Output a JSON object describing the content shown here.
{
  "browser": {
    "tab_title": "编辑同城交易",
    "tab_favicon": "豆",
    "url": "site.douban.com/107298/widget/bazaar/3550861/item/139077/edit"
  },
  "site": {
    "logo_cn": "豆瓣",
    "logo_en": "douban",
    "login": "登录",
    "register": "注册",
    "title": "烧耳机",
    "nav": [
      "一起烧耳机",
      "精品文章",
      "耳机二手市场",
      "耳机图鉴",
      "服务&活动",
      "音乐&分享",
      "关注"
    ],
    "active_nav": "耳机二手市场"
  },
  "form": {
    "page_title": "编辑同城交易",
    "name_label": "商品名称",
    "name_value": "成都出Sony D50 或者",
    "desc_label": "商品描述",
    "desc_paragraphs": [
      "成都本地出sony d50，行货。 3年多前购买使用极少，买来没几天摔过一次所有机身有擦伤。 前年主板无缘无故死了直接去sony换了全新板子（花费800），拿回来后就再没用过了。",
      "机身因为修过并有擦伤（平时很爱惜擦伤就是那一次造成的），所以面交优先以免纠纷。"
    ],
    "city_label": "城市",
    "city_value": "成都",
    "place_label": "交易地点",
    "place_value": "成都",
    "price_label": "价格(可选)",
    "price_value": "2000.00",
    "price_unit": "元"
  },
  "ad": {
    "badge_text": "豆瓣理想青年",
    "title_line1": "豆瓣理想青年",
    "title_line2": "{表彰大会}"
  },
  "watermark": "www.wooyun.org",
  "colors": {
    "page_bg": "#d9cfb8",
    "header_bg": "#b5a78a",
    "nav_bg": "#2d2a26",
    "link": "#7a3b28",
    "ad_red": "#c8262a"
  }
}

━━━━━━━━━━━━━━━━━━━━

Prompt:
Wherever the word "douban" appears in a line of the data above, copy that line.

Completed task:
    "url": "site.douban.com/107298/widget/bazaar/3550861/item/139077/edit"
    "logo_en": "douban",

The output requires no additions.